After we were done, we climbed into his ratty old truck and headed toward my apartment where I had big plans to put my head under the covers and not get out until the next day. It was a sunny summer evening, and I looked out the window and didn’t see any of it. It took me a few minutes to realize that we weren’t going to my apartment at all. I snapped out of it when I saw that Nordic Boy had parked us at a park.
He got out of the truck, and so did I. I don’t remember if anything was said. I want to say that he grabbed my hand but to tell you the truth I can’t say for sure if he did. We walked in the direction of one of those mammoth playground structures, which was mostly empty at that time of the evening. When we got there, Nordic Boy started climbing. So did I. I don’t know how long it took, but it didn’t seem like long before we had played on every part of that structure. We got on the swings and swung as high as we could and then jumped off. We ran up ladders and down slides. We swung by our arms across vertical ladders. We leaped off one side and skipped up another. We ran around, and ran some more. We laughed that sort of goofy little kid laugh, where you are so out of breath that you can barely get your guffaw out. He started it, and I couldn’t help but join in. There was the part of me- that inner 14-year-old that we all have inside of us- that wanted to cross my arms and sulk and not be moved. But I didn’t want to do that. I wanted to play.
We ran around like this for at least an hour, maybe more. Then we sat on the grass and talked and made silly jokes. He never asked me what had been wrong earlier. I never said either.
We got back in the truck after the sun went down, and he took me home. Before I got out of the truck, he said something that I will never forget, and I still think about often. I said “thanks, that was fun.” And he said, in that understated, non-dramatic way that he has, as if he is talking about the weather: “I just wanted you to remember who you are. See you tomorrow.” And I felt stunned by this, and I didn’t say anything back, and I got out of the truck, and I went home.
Just like that. Off the cuff he was, easy peasy, see you tomorrow.
I just wanted you to remember who you are.
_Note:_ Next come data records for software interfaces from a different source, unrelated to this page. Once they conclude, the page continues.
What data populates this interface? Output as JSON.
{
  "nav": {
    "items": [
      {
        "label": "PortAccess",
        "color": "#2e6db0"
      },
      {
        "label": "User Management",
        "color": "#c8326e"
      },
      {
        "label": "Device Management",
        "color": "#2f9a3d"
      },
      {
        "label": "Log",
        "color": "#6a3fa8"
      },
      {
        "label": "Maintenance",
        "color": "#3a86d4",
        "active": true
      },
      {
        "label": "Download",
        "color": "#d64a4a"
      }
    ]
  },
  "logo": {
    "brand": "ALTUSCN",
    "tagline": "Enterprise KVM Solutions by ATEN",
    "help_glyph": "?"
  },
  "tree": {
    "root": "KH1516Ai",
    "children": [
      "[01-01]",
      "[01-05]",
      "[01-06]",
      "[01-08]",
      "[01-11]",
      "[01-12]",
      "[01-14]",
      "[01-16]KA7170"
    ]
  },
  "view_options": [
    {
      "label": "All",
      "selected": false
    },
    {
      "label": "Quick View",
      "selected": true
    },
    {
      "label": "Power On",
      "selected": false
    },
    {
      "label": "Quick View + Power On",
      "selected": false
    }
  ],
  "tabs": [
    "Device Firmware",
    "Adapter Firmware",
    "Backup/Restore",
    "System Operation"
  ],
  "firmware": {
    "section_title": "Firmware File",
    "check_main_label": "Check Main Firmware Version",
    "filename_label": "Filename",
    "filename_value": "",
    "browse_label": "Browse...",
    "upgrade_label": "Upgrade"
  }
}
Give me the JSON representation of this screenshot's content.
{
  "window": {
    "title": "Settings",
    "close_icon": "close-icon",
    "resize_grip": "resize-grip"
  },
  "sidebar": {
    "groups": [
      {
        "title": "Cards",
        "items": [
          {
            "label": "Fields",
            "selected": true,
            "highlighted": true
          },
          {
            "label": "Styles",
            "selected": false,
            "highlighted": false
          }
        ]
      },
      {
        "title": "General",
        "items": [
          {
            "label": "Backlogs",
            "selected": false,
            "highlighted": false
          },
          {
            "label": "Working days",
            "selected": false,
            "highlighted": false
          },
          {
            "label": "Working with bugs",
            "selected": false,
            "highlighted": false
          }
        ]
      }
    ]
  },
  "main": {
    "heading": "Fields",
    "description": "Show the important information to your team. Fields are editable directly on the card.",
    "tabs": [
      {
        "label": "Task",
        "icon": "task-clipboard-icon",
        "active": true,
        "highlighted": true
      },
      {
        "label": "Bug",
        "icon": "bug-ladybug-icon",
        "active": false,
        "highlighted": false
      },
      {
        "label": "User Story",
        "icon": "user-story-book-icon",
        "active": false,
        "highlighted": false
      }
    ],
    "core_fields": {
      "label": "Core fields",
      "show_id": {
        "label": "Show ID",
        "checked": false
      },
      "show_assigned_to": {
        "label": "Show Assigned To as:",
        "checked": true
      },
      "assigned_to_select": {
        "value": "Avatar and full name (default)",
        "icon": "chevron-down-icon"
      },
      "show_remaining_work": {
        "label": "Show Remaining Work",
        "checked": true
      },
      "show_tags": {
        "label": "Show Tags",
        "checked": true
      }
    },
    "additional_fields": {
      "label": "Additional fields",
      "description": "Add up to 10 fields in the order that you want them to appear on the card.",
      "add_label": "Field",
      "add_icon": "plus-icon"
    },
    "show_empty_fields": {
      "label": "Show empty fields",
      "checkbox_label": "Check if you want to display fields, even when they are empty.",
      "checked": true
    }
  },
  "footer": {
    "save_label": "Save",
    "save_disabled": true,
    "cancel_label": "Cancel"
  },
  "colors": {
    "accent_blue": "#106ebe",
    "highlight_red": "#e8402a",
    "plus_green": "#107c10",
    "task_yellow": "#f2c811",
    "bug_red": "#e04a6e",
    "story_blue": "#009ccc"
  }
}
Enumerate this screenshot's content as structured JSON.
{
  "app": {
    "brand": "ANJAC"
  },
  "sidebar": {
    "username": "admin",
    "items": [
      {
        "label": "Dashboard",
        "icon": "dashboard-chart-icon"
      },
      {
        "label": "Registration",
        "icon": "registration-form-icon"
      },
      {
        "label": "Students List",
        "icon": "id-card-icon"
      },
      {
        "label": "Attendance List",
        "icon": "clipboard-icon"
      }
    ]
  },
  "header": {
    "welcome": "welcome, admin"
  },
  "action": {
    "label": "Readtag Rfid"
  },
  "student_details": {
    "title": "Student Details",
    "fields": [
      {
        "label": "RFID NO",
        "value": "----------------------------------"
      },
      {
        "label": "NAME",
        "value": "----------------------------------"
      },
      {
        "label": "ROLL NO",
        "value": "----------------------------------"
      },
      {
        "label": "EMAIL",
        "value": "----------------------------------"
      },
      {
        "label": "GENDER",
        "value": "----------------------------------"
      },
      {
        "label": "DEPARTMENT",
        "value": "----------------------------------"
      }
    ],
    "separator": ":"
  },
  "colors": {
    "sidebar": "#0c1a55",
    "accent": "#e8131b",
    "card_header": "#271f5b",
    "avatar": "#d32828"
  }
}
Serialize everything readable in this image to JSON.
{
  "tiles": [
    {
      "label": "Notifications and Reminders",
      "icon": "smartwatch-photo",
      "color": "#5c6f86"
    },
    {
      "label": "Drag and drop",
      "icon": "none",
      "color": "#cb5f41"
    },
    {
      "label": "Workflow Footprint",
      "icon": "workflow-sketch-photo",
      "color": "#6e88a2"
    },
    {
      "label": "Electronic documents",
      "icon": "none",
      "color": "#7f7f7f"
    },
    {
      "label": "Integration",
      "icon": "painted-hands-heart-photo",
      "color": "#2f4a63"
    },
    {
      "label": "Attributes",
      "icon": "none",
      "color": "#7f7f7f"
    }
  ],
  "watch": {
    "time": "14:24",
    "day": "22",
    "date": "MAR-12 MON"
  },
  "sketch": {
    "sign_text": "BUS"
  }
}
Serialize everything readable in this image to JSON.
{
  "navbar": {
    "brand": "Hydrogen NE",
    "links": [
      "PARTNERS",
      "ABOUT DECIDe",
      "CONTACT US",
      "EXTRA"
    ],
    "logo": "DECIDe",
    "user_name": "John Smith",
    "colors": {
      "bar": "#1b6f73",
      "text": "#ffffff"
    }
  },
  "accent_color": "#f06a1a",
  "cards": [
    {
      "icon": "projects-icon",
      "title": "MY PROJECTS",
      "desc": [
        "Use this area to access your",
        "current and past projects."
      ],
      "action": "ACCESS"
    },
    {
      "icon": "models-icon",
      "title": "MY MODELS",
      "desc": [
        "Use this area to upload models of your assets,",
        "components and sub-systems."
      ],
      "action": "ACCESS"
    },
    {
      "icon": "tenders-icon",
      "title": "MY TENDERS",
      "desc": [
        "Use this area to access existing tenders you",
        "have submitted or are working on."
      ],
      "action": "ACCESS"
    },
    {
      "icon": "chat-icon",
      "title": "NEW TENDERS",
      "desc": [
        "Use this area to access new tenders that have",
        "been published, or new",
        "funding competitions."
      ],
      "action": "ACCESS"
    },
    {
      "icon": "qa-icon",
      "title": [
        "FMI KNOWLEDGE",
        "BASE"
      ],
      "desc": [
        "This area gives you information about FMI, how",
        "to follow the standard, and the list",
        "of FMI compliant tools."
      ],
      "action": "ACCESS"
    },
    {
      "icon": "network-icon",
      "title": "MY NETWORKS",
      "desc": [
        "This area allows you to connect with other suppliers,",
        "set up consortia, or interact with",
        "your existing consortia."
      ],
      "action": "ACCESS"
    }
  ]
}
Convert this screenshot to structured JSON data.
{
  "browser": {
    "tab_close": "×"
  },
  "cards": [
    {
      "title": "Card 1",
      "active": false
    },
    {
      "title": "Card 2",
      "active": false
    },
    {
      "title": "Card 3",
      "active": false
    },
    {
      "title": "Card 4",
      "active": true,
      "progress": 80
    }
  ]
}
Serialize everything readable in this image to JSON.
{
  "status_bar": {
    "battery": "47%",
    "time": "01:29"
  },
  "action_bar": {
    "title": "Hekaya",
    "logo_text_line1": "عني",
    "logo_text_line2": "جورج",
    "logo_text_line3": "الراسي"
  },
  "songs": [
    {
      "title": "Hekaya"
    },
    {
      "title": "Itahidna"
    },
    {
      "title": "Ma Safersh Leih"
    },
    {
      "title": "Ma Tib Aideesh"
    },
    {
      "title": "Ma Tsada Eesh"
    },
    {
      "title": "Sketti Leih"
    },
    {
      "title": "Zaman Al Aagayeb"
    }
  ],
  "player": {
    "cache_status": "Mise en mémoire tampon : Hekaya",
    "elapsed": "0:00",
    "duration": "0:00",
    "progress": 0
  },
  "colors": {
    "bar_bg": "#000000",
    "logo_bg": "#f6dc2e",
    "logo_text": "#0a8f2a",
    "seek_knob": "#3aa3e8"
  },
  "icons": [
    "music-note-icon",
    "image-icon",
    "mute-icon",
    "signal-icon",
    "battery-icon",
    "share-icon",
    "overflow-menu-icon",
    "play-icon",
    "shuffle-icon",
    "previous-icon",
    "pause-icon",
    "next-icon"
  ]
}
I don’t know the details of the first conversation we ever had. I don’t remember the first I love yous exchanged, exactly. I don’t remember what we said any time we made formal committments to each other in any way. But I remember that sentence, on an ordinary day, in a year that I’m not 100% sure I can identify. It didn’t have to do with us making a promise. It didn’t have to do with the future. But it was significant. I’ve never forgotten it. And it’s funny, the act of reminding me who I was? Made me see who he was too.